Native Plants for Healthy People and a Healthy Planet series will explore the importance of strengthening biodiversity resilience by protecting and restoring native plants and natural landscapes. My goal in writing this blog series is to channel biodiversity through a healthcare lens and examine its relationship with human chronic, acute, and mental health. If more people understand how entwined biodiversity is with human health, perhaps policy-makers will take biodiversity resilience more seriously.  Native landscapes are vital for improving health outcomes within communities. This series is made possible though the ANHE Environmental Health Nurse Fellowship Program.

The Alliance of Nurses for Healthy Environments (ANHE) is dedicated to connecting nursing and environmental health. They focus on educating nurses, advancing research, and influencing policies to promote healthier people and environments. ANHE recognizes the crucial role nurses play in addressing environmental health issues within communities and at policy levels, aiming to equip them with the necessary knowledge and leadership skills for this challenge. 

About the Author

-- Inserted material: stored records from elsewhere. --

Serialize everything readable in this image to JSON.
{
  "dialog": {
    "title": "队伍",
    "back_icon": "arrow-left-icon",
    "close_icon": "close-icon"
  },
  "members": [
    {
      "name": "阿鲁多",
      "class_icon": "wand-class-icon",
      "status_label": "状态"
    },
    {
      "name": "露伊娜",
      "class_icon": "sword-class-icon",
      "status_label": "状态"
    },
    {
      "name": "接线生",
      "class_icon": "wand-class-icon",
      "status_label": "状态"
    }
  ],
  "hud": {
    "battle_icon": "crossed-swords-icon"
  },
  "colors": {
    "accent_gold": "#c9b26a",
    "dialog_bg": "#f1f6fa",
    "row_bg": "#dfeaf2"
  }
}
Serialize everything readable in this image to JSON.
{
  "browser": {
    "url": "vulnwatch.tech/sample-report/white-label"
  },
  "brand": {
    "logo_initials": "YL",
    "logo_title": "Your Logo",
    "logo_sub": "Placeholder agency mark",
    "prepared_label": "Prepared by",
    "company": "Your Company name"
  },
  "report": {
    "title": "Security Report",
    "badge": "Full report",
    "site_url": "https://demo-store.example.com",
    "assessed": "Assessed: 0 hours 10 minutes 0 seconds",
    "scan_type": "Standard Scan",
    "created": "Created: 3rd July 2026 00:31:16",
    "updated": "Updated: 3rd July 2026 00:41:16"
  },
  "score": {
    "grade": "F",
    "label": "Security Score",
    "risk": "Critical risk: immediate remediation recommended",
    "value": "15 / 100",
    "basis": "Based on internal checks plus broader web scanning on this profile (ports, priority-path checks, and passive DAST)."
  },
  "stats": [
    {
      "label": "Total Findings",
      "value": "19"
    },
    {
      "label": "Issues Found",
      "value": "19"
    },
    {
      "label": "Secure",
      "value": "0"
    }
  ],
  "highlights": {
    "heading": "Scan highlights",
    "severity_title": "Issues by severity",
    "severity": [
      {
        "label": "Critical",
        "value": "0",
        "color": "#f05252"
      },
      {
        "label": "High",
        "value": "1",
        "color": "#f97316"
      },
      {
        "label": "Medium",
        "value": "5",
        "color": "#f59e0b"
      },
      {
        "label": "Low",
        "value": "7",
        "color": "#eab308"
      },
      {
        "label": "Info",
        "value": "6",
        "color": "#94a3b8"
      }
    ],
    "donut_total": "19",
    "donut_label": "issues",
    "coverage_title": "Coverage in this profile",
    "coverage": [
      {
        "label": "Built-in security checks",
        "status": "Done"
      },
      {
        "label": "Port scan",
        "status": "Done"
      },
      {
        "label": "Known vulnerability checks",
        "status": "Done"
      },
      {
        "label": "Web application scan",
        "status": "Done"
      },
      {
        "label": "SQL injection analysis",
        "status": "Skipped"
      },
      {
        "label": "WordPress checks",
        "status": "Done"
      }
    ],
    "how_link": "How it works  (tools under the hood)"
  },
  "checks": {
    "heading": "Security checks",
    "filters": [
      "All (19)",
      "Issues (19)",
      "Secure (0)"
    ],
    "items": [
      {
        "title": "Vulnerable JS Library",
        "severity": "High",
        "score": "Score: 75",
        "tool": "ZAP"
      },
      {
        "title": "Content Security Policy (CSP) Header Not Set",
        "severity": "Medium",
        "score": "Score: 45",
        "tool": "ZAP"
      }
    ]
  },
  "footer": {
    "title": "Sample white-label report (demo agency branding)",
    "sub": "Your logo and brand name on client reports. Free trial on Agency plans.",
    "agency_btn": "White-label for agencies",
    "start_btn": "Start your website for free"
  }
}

Helene Wierzbicki is a community-psychiatric nurse from Portland, OR. She works with the Washington County ACT team through the nonprofit LifeWorks NW. Helene is a fellow with the 2024 cohort of Allied Nurses for Healthy Environments (AHNE). For her AHNE project, Helene is contributing to Wild Ones through a blog series titled “Native Plants: Healthy Planet & Healthy People

Photograph of Helene Wierzbicki


Alves, R. R., & Rosa, I. M. (2007). Biodiversity, traditional medicine and public health: Where do they meet? Journal of Ethnobiology and Ethnomedicine, 3(1), 14. doi: 10.1186/1746-4269-3-14. PMID: 17376227; PMCID: PMC1847427.

De Burca, J. (2024, January). Biodiversity and medicine: The hidden pharmacy in our ecosystems. Constructive Voices.

Emory Health Sciences. (2021, June 28). New molecule found in chestnut leaves disarms dangerous staph bacteria. ScienceDaily.

Latham, K. (2021, October). How biodiversity loss is jeopardizing the drugs of the future. The Guardian.

Lynch, T. (2014, August). The case for native medicinal plants in the landscape. Ecological Landscaping Alliance.

Pavid, K. (2023, June). Aspirin, morphine, and chemotherapy: Essential medicines powered by plants. Natural History Museum.

Review of Antimicrobial Resistance. (2014, December). Antimicrobial resistance: Tackling a crisis for the health and wealth of nations (Chaired by Jim O’Neill).

Vincent, K. (2015, November). Medicinal native plants. The Garden Hotline.

World Health Organization. (2021). Nature, biodiversity, and health: An overview of interconnections. chrome-extension://efaidnbmnnnibpcajpcglclefindmkaj/

World Health Organization. (2023, June). Nature, biodiversity, and health.–biodiversity-and-health